      There are those who will trawl the blogs and make some pleasant comment, but they are doing it out of self-interest, and it’s hard to spot them at the time. I’ll check out your FB page and give you a nod on my findings. Have you considered an author page on Amazon yet? I have one on Amazon.com, and Amazon.co.uk
      I think it’s a good idea and works well for you until you have an author website. A professionally designed author website is something I have being worked on shortly. No doubt I’ll feature it in a post when it’s all up and running, along with my new covers.


  7. Julia Lund

    Thanks for that, Tom. I have a profile on Amazon.co.uk but I didn’t realise you needed a spearate one on .com …


    1. Yes, as strange as it seems, they are separate. If you have an author page on both, it means you will have something for those across the pond to look at as they ponder the idea of buying your book. It’s pretty much the same procedure. I’ve just been on to update both of mine.


  8. I appreciate your goals, and I honestly wish the A to Z would promote the same. I don’t mind following to help a person increase their numbers, since it is a numbers game, but time is limited and the blogs I comment on are much fewer than the number I follow. Writing comes first.

    PS: Your response to a delicious choice – I appreciate – never apologize for your murderous imagination!

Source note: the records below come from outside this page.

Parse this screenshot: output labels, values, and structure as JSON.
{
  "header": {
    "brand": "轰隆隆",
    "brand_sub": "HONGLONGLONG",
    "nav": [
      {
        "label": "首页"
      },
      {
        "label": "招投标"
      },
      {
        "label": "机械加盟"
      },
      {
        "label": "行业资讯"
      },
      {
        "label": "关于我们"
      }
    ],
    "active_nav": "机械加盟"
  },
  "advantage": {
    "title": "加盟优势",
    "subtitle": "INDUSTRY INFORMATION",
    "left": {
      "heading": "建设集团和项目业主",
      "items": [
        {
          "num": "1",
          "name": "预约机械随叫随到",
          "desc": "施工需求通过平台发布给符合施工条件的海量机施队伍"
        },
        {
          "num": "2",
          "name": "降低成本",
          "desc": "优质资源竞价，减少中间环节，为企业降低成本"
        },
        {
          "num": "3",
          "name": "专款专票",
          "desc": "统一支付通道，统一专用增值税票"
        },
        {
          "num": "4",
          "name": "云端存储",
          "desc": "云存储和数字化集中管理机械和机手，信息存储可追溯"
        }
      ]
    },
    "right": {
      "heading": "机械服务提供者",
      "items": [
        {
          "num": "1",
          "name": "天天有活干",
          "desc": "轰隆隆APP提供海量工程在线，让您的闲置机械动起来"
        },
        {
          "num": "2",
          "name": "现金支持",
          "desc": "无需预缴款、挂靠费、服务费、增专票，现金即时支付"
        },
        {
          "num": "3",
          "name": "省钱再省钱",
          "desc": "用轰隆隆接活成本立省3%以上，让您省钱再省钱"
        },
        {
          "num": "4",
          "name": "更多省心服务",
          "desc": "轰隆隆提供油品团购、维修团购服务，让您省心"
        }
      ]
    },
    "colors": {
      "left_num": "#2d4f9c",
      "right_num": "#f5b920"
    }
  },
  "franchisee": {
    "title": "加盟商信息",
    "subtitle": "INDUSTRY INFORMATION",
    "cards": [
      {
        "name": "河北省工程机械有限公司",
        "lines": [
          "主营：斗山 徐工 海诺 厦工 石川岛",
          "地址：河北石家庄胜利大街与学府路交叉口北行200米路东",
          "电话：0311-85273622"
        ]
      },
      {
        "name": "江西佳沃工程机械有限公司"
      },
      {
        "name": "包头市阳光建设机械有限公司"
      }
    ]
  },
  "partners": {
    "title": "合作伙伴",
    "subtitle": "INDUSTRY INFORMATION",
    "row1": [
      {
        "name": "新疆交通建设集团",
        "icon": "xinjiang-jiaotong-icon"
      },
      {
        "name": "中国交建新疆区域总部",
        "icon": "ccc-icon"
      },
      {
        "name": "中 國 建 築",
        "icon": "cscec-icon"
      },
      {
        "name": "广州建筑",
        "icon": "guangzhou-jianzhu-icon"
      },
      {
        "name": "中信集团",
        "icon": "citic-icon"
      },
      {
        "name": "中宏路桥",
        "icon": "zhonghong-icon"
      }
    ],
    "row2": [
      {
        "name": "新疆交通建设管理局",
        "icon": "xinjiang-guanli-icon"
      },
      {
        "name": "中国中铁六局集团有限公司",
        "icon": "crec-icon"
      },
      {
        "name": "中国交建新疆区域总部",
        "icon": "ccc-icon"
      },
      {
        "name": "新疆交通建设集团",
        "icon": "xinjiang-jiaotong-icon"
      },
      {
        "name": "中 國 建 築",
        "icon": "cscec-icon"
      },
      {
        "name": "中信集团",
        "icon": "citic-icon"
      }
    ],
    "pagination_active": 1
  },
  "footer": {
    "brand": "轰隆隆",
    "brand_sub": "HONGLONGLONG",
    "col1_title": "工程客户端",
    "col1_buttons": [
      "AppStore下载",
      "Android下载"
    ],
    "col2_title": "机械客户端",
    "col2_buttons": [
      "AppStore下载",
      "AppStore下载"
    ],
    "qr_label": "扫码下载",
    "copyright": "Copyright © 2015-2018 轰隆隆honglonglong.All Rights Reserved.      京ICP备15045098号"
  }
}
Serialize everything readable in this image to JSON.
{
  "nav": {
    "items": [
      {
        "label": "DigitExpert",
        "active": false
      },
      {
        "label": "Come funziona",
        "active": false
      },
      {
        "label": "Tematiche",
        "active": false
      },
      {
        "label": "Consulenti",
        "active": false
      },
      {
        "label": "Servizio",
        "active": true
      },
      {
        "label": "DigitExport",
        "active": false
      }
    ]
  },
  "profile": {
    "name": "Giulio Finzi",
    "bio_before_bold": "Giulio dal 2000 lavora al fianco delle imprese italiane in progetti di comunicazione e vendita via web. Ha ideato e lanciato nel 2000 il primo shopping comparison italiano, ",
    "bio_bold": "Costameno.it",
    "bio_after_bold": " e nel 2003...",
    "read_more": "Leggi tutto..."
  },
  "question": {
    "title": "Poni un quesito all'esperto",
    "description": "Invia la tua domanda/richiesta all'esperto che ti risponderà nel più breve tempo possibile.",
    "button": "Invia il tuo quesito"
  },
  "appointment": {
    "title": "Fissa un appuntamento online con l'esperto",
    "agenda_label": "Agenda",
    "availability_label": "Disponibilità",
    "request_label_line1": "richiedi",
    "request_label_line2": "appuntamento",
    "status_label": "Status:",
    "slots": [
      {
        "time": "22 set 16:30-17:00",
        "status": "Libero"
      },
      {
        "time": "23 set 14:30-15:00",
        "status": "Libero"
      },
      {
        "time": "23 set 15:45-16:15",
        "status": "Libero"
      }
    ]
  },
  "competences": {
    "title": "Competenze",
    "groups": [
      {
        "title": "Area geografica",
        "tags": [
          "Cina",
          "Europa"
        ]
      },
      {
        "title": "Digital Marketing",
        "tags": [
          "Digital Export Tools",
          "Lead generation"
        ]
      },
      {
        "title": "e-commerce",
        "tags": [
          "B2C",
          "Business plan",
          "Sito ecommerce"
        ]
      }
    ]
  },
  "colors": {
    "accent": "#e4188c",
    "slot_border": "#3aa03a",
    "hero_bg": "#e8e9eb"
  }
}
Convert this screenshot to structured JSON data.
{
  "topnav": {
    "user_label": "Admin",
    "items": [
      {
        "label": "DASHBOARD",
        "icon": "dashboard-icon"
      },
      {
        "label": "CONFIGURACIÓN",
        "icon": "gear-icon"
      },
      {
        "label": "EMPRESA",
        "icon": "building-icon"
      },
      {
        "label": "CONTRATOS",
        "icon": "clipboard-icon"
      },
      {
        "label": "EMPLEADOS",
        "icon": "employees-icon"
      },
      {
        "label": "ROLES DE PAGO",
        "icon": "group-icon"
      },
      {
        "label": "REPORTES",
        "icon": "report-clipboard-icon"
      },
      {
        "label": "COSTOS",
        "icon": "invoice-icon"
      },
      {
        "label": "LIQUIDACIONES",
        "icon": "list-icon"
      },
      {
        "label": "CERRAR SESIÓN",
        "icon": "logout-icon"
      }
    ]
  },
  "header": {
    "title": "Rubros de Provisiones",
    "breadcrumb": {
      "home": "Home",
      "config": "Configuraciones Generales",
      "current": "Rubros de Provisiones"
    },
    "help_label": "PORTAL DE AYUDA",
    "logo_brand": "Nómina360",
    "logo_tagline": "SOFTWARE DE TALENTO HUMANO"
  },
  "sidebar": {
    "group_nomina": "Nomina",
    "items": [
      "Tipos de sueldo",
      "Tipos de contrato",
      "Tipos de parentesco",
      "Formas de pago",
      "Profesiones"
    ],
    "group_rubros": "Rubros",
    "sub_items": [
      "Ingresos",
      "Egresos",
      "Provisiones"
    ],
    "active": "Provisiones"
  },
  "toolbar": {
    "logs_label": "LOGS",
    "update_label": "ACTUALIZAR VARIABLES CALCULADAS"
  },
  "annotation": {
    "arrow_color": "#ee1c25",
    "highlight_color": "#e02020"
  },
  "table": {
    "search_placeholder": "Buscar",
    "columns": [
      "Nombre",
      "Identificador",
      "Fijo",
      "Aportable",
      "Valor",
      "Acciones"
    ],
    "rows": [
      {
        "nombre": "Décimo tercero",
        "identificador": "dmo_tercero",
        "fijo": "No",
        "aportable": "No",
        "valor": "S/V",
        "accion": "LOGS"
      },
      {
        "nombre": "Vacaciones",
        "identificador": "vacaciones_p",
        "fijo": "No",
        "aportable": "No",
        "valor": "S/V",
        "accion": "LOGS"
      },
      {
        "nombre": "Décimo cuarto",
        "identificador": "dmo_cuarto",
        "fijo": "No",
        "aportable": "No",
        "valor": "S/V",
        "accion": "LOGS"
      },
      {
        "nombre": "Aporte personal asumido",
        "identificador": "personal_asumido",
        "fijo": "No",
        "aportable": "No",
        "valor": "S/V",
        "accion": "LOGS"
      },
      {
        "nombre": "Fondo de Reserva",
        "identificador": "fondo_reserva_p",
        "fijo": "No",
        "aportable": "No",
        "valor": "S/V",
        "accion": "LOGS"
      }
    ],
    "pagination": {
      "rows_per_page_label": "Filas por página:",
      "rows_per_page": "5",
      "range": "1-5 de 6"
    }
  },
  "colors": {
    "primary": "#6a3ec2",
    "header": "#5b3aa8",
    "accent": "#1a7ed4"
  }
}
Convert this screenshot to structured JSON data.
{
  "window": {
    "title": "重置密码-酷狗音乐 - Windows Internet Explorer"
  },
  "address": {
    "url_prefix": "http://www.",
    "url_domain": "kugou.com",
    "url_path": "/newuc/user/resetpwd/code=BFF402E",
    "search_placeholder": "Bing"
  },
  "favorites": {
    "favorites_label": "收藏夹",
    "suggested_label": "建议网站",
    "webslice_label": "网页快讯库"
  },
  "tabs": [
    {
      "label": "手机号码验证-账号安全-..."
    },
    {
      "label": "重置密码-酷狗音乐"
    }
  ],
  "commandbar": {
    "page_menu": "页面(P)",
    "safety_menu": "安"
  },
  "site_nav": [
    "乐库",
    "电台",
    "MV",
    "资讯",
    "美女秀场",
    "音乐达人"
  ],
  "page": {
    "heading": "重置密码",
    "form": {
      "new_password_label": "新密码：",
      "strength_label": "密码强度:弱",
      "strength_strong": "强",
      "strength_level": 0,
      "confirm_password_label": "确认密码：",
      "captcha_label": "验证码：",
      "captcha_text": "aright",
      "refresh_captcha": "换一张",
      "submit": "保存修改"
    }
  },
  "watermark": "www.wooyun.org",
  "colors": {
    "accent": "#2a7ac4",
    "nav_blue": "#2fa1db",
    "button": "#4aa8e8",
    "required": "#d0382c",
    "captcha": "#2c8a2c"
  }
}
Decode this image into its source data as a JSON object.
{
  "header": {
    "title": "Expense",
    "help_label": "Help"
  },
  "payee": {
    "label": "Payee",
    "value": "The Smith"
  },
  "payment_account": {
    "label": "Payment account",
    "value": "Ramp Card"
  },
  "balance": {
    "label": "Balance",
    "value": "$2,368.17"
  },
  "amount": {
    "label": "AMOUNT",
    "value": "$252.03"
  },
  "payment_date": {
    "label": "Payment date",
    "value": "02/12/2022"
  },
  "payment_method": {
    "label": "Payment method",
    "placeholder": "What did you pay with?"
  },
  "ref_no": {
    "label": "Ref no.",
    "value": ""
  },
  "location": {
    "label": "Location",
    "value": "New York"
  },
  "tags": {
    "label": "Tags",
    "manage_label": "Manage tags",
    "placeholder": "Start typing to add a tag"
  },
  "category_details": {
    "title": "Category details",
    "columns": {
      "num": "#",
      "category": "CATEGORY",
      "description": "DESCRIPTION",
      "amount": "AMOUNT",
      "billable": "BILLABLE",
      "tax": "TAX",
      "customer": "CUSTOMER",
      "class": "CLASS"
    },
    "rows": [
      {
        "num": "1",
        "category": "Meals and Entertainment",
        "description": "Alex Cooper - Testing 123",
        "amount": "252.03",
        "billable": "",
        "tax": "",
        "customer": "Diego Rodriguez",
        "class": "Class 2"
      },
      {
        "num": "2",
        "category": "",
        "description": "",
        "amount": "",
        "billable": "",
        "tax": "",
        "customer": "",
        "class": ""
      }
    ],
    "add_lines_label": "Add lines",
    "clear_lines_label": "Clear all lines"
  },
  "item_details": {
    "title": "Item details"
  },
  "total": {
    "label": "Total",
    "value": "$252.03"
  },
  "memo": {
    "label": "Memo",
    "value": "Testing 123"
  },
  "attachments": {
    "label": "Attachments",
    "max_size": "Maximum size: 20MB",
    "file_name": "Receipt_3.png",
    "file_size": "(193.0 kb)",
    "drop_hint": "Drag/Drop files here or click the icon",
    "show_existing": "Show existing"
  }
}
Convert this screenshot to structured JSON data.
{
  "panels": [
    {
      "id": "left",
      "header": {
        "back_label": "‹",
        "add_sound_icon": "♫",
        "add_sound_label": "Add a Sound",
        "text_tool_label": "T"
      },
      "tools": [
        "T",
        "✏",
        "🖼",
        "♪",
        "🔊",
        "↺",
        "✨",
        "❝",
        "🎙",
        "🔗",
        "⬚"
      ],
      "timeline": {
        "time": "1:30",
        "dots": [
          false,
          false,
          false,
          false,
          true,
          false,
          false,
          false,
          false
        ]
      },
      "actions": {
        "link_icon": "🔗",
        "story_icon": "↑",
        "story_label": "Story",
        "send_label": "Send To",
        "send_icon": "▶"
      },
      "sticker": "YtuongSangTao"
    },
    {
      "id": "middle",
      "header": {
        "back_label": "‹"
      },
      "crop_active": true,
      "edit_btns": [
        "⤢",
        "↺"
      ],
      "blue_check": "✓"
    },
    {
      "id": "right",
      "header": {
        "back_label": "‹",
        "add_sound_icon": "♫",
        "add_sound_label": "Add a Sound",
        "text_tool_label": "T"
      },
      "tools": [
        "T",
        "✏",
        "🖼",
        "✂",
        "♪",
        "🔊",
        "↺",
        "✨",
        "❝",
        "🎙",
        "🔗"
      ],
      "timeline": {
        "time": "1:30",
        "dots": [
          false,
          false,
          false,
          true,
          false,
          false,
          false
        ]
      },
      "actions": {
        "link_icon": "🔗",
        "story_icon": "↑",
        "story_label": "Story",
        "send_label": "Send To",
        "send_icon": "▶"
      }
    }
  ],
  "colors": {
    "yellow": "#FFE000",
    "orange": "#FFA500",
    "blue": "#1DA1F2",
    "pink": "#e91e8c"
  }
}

Although, I was thinking that some peanut oil on the p…. just might be even more delicious!


    1. I like where you’re coming from with the peanut oil. LOL. Yes, I totally agree with you, and I think any writer worth their salt would also agree; that writing comes first.


  9. Hi Tom,
    I agree with a lot of this. One of my main reasons for getting into blogging is to try to build connections with other writers and to give and receive support, both moral and practical. Like you, I don’t follow blogs that are clearly just there to make money. I’m still trying to get the right balance re how many blogs to follow. I don’t go on wordpress every day (maybe I should) but then feel bad about missing things.


    1. I totally agree mate. There are occasions when a comment isn’t asked for, or even necessary. It is also good to let a fellow blogger know you’ve paid a visit, however brief.


  10. Reading blogs and commenting is time-consuming, but I like to do it. I find that if I “follow” people in my WordPress Reader, I am able to follow them easier. I also follow people by categories: A to Z, writers, photographers. That helps to organize them for reading.
    I do not like to follow people by email because my email gets too choked up with un-read email.
    I read blogs in batches, many times on a Saturday or Sunday morning. I am interested in the wide variety of perspectives that people share. I do use “like” a lot to show the writer that I appreciate the time and effort it takes to write the blog post. But I do try to comment on blogs that I tend to “like.”
    Many of my posts I consider to be “reference,” so people look them up when they have a grammar questions. Followers? The more the merrier. Maybe a little grammar will wear off on them. Have a great day.


Comments are closed.